"the Smile" (Corporation of London)
Answer: My dear Lady, how sincerely distraught am I to hear of your unhappy predicament. Yet fear not for your son, he may still come to cure. If his age were any higher I might hesitate in this assurance, but as temper is most pliable during the first few years of life, your child maintains high promise. Additionally, I am almost certain I have already detected at least one source of his unruly behavior. Madame, before I begin in my explanation, I want to assure you I do not mean this as insult. With that I proceed: while granting Thomas all he demands may seem at first the most effective mode of subduing his passions--logic being, what person could be ill content when at whim he may hold in hand any desire. Unfortunately, such methods only increase want. And when want cannot be satisfied, the child does not have the knowledge or means to manage his disappointment with reason. Hence, my first recommendation is this, do not spoil your child, giving to his every plea. When a request is untimely or inappropriate, it will do your Thomas best, not to grant him his wish, but to calmly and sternly reject his request. Since he has not of yet had his will rejected, he may not take quickly to such a change. However, Madam, fret not, if you stick to such a method, Thomas’ temper will surely improve over time.
However, to make certain Thomas grows into a mild tempered reasonable man more than non-indulgence will be required. He must have knowledge. Behold about you our fine collection of books. Within these pages Thomas may find the knowledge he needs. It is never too early to begin teaching children correct morals, manners and beneficial behavior. Many of today’s authors have put such advantageous lessons to story. It is true, as you may have heard, some of these stories lend strongly to the imagination, indulging children in overly fantastic thought. However, I give you full assurance, I thoroughly inspect all stories entering this door and not one such fantastic story may be found on my shelves.

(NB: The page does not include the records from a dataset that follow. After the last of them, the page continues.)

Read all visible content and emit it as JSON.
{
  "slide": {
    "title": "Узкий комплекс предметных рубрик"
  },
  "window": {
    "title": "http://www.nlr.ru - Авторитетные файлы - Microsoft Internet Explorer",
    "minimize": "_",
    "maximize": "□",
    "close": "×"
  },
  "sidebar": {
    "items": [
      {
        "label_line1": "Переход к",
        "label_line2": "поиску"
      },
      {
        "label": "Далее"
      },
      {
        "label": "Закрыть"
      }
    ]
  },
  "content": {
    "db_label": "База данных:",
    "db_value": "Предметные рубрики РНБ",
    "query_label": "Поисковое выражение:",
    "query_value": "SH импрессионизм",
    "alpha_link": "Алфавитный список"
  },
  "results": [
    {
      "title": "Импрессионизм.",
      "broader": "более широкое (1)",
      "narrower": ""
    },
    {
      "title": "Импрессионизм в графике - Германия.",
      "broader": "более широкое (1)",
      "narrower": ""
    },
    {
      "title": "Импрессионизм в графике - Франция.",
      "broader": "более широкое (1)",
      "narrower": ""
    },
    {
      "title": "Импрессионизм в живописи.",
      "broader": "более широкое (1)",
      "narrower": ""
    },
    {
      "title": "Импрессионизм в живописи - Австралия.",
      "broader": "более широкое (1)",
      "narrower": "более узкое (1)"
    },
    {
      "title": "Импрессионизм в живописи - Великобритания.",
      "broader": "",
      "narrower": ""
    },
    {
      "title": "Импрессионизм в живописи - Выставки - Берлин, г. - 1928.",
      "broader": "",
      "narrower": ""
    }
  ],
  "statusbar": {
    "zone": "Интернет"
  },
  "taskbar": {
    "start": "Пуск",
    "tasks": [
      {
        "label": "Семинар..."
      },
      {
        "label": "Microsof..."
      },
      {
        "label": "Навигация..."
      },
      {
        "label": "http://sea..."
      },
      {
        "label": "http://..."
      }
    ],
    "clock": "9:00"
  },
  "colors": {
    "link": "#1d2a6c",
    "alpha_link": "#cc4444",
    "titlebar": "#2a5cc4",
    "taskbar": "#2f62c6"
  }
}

Today’s collection of children’s stories is vast and can be divided into roughly seven categories, each shaping the story line to enforce specific moral lessons: allegory and school stories, foundling tales, stories based on Pamela, and stories discouraging improper treatment of servants and inferiors.